NAOMI SHIHAB NYE: I was thinking about Palestinian refugees, and the people of my Grandmother's village when I wrote that. And my father in his own life. And all the people of different countries in the world who have lost things that many other people can never understand.
You know those of us who leave our homes in the morning and expect to find them there when we go back -- it's hard for us to understand what the experience of a refugee might be like.
BILL MOYERS: But how do people deal with such immeasurable loss in their life?
NAOMI SHIHAB NYE: How do they maintain any shred of dignity and balance? You know those are the courageous people to me. All the simple people of the earth who don't lose their sanity in the face of constant disease in the world they live in. Who keep sending their children to school, who keep combing their children's hair.
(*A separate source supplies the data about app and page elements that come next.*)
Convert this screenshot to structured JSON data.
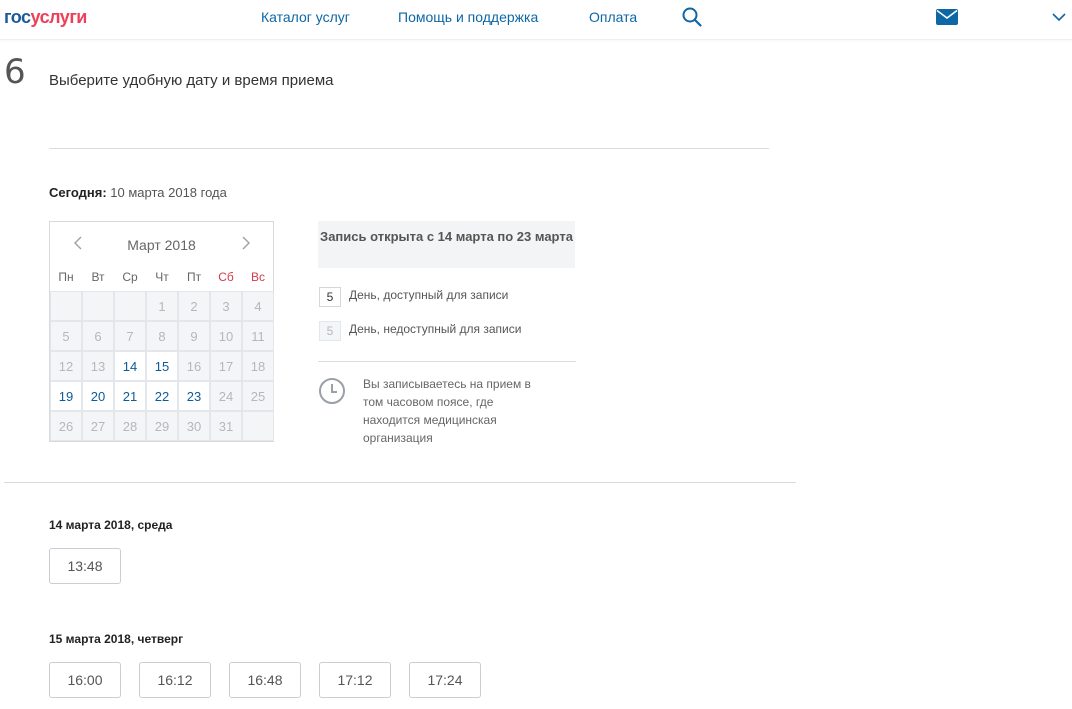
{
  "header": {
    "logo_part1": "гос",
    "logo_part2": "услуги",
    "nav": [
      {
        "label": "Каталог услуг"
      },
      {
        "label": "Помощь и поддержка"
      },
      {
        "label": "Оплата"
      }
    ],
    "icons": [
      "search-icon",
      "mail-icon",
      "chevron-down-icon"
    ],
    "accent_color": "#0d67a5",
    "brand_red": "#ee3f58"
  },
  "step": {
    "number": "6",
    "title": "Выберите удобную дату и время приема"
  },
  "today": {
    "label": "Сегодня:",
    "value": "10 марта 2018 года"
  },
  "calendar": {
    "month": "Март 2018",
    "weekdays": [
      "Пн",
      "Вт",
      "Ср",
      "Чт",
      "Пт",
      "Сб",
      "Вс"
    ],
    "weeks": [
      [
        {
          "d": "",
          "s": "empty"
        },
        {
          "d": "",
          "s": "empty"
        },
        {
          "d": "",
          "s": "empty"
        },
        {
          "d": "1",
          "s": "disabled"
        },
        {
          "d": "2",
          "s": "disabled"
        },
        {
          "d": "3",
          "s": "disabled"
        },
        {
          "d": "4",
          "s": "disabled"
        }
      ],
      [
        {
          "d": "5",
          "s": "disabled"
        },
        {
          "d": "6",
          "s": "disabled"
        },
        {
          "d": "7",
          "s": "disabled"
        },
        {
          "d": "8",
          "s": "disabled"
        },
        {
          "d": "9",
          "s": "disabled"
        },
        {
          "d": "10",
          "s": "disabled"
        },
        {
          "d": "11",
          "s": "disabled"
        }
      ],
      [
        {
          "d": "12",
          "s": "disabled"
        },
        {
          "d": "13",
          "s": "disabled"
        },
        {
          "d": "14",
          "s": "available"
        },
        {
          "d": "15",
          "s": "available"
        },
        {
          "d": "16",
          "s": "disabled"
        },
        {
          "d": "17",
          "s": "disabled"
        },
        {
          "d": "18",
          "s": "disabled"
        }
      ],
      [
        {
          "d": "19",
          "s": "available"
        },
        {
          "d": "20",
          "s": "available"
        },
        {
          "d": "21",
          "s": "available"
        },
        {
          "d": "22",
          "s": "available"
        },
        {
          "d": "23",
          "s": "available"
        },
        {
          "d": "24",
          "s": "disabled"
        },
        {
          "d": "25",
          "s": "disabled"
        }
      ],
      [
        {
          "d": "26",
          "s": "disabled"
        },
        {
          "d": "27",
          "s": "disabled"
        },
        {
          "d": "28",
          "s": "disabled"
        },
        {
          "d": "29",
          "s": "disabled"
        },
        {
          "d": "30",
          "s": "disabled"
        },
        {
          "d": "31",
          "s": "disabled"
        },
        {
          "d": "",
          "s": "empty"
        }
      ]
    ]
  },
  "info": {
    "notice": "Запись открыта с 14 марта по 23 марта",
    "legend_available_sample": "5",
    "legend_available": "День, доступный для записи",
    "legend_unavailable_sample": "5",
    "legend_unavailable": "День, недоступный для записи",
    "timezone_note": "Вы записываетесь на прием в том часовом поясе, где находится медицинская организация"
  },
  "slots": [
    {
      "heading": "14 марта 2018, среда",
      "times": [
        "13:48"
      ]
    },
    {
      "heading": "15 марта 2018, четверг",
      "times": [
        "16:00",
        "16:12",
        "16:48",
        "17:12",
        "17:24"
      ]
    }
  ]
}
How do they do that?
BILL MOYERS: I assume [that's why] that so often in your poetry you are taking small and ordinary words -- words about ordinary things -- and holding them close.
NAOMI SHIHAB NYE: Because they have a weight that I recognize that helps me stay balanced. And I think other people too.
BILL MOYERS: Is that why you write about button-hooks and onions and all kinds of things like that?
NAOMI SHIHAB NYE: Those little things?
BILL MOYERS: The tea that your grandmother drinks?
NAOMI SHIHAB NYE: Yes. That's why. It keeps me focused on things close to us. The material world that gives us a sense of gravity. And that we'd all like to be free to enjoy in our world.